Saturated fats have been blamed for the wreckage of trans fats. This has been a mistake for the past forty years. The research that was done to examine the role of fats in heart health used hydrogenated tropical oils. Instead of blaming the processing of the oils, saturated fat was blamed.

Heart disease is a serious issue in the United States, still the leading cause of death in both men and women. Unfortunately it has taken years to understand that it is processed foods that have had serious negative effects on our health all this time. The health community is beginning to re-examine its assessment of saturated fats, and the potential benefits of tropical oils in particular. While tropical oils are only a small part of the whole of nutritional fats, they play an essential role.

Sources:

Page, Linda. “Healthy Healing: A Guide to Self-Healing for Everyone”. 11th Edition (Traditional Wisdom, 2003).

Enig, Mary, PhD and Fallon, Sally. “The Skinny on Fats.” (From: Nourishing Traditions: The Cookbook that Challenges Politically Correct Nutrition and the Diet Dictocrats, Second Edition). New Trends Publishing, 1999.

Coconut Connections

This post is part of the series: The Controversy over Tropical Oils

Tropical oils, such as coconut and palm oil, have been given a bad reputation as unhealthy fats. Although they are high in saturated fatty acids, these tropical oils have many health benefits, and are worth adding to a healthy diet as long as they remain in their natural form.
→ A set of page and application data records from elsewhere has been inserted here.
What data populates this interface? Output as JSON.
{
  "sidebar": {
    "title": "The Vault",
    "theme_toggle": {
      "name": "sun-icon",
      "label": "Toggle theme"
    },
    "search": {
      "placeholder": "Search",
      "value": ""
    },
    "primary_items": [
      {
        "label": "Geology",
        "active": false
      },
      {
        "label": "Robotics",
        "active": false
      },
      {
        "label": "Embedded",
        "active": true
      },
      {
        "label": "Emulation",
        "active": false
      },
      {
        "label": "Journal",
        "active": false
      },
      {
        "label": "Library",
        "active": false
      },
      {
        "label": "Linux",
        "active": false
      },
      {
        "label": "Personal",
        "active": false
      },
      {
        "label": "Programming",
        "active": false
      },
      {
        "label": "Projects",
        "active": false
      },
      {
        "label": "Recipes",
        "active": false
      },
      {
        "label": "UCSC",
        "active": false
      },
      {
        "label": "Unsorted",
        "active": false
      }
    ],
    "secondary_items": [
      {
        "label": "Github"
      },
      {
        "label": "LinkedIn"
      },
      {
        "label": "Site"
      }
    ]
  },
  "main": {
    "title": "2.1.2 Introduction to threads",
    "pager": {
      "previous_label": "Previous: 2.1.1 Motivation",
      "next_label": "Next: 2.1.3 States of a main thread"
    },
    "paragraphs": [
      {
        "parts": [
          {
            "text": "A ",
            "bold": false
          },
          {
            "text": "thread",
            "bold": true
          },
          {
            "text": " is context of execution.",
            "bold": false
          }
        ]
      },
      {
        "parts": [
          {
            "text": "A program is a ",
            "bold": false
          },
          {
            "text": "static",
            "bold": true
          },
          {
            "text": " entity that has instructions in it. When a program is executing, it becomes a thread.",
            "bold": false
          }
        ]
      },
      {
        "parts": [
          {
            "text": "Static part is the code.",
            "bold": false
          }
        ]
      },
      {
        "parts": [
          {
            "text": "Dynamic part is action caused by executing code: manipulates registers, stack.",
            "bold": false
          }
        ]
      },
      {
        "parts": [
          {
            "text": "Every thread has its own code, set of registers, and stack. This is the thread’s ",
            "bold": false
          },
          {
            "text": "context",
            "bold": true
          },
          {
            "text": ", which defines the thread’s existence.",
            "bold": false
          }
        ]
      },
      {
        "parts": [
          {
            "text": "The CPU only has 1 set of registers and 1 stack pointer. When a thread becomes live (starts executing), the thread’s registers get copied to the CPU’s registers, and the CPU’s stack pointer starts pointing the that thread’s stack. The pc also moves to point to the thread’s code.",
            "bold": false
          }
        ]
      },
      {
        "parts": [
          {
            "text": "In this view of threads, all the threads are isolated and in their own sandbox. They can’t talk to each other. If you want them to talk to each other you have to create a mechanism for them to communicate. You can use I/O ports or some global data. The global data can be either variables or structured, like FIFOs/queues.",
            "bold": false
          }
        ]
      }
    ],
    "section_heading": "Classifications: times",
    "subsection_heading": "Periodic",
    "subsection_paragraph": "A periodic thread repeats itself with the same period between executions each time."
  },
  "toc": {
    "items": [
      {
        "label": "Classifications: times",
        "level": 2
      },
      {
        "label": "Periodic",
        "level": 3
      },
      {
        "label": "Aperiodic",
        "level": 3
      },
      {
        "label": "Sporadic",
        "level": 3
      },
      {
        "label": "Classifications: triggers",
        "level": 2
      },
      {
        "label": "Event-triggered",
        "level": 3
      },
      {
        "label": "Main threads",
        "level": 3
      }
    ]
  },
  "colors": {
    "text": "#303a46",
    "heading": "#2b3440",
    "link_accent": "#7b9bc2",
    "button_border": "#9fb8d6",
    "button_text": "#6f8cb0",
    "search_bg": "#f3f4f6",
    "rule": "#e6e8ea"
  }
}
  1. The Truth about Tropical Oils
  2. Is Coconut Oil Good for You? Coconut Oil Health Benefits
  3. Is Palm Oil Good for You?